“They shout, we obey. Anyone who does not obey is killed.”

The terror inflicted on the inhabitants of the ghetto escalated, more and more people were deported:

“We keep waiting - for nothing. We wait day and night. Nobody knows what tomorrow will bring. We are sorted out; we are continuously sorted out like merchandise. Street by street, house by house, we are ringed in more and more. (…) People go and simply do not come back again. You have only just got used to a face, and then it is gone again.”

First, Roma’s grandmother is deported to a concentration camp, then later her father as well. Finally, mother and daughter managed to flee from the ghetto. Harbouring forged documents, they hid with a Polish family from March 1943 until the end of the war, and this is how they managed to avoid being deported to the extermination camp:

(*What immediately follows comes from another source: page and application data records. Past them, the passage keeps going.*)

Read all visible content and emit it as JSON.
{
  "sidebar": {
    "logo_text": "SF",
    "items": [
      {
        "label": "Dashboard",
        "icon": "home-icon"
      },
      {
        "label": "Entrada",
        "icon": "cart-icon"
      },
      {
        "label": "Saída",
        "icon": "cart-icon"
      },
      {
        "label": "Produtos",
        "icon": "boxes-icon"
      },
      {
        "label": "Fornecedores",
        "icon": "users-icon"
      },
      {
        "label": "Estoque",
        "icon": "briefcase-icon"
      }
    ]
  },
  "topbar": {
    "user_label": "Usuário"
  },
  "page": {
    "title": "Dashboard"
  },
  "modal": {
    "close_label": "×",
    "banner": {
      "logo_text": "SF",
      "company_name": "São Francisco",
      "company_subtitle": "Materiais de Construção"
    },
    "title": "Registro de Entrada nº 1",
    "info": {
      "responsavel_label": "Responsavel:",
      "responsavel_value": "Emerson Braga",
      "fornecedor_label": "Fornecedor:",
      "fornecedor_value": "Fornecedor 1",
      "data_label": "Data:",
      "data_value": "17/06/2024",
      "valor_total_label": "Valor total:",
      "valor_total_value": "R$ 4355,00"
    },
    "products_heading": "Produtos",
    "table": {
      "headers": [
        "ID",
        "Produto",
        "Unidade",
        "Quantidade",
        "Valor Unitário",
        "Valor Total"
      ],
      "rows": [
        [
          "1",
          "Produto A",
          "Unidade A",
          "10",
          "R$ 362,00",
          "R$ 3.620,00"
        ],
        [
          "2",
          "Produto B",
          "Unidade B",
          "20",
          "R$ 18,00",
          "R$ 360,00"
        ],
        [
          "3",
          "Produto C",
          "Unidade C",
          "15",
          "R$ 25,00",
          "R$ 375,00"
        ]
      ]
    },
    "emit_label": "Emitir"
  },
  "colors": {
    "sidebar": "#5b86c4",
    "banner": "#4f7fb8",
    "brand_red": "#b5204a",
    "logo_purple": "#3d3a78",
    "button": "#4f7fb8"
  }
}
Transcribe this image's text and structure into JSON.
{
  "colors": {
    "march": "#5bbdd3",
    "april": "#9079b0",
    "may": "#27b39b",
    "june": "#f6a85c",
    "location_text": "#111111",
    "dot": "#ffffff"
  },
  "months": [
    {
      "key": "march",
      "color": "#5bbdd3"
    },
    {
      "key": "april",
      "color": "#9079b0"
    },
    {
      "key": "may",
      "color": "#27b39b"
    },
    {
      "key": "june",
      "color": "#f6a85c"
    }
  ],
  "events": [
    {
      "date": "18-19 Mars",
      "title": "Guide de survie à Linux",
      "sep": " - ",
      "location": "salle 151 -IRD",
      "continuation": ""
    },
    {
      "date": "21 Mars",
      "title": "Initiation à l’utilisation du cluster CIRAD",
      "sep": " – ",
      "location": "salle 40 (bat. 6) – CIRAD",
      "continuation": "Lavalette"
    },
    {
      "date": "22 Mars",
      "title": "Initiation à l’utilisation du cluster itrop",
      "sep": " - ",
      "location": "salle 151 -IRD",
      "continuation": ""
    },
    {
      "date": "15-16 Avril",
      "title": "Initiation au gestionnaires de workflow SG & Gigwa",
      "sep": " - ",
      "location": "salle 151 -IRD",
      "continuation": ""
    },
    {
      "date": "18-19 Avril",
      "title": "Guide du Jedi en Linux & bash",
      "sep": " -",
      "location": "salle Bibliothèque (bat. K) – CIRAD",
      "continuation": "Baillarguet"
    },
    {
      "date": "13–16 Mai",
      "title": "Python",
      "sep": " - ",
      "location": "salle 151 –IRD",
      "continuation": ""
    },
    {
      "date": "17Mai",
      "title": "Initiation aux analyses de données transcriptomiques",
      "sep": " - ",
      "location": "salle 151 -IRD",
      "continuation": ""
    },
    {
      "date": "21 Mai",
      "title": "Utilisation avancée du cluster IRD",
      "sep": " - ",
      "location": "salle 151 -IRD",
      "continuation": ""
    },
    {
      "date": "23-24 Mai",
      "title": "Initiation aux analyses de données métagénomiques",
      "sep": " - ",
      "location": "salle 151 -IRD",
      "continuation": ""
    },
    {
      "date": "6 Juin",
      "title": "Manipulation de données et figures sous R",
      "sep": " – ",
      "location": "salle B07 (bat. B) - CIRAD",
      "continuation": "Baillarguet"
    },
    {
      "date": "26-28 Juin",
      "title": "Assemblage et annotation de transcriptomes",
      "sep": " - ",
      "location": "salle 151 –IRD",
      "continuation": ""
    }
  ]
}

“I spent my whole childhood with the Kierniks on my tiptoes, that’s how it seems to me today. There were dolls and theatre plays, books, music, pens and paper, and something like a home; even if none of it belonged to me. It was a borrowed life, a borrowed childhood with a borrowed family (…) After that, my childhood was over.”

At the end of the war, Roma was six years old. Over the coming weeks, the few survivors from their circle of friends and acquaintances gradually found their way back together in Kraków. Little Roma was faced with the psychological stress of her environment which, as a child, she did not really know how to classify or process:

“I have the grown-ups’ stories in my ear always and I can never forget them. Covering my ears, crawling under the bed or pulling the cover over my head - none of it helped. There was no escape, no mercy for us children. We were unwilling witnesses of those who bore witness.”

The survivors of the concentration camp seemed to her as if they had gone mad. She did not recognise her father who survived the Plaszów and Auschwitz concentration camps and returned to Kraków. Her closest confidante during this time is her mother. She made friends with Ryszard Horowitz, who was the same age, and her cousin Roman Polański, who was six years older, with whom she went on adventures through the city. Slowly Roma and the other survivors settled in to a life in the post-war period: Roma went to school and completed her school-leaving exam before studying painting and stage design at the renowned Akademia Sztuk Pięknych im. Jana Matejki in Kraków. But the trauma of her early years would stay with her for the rest of her life.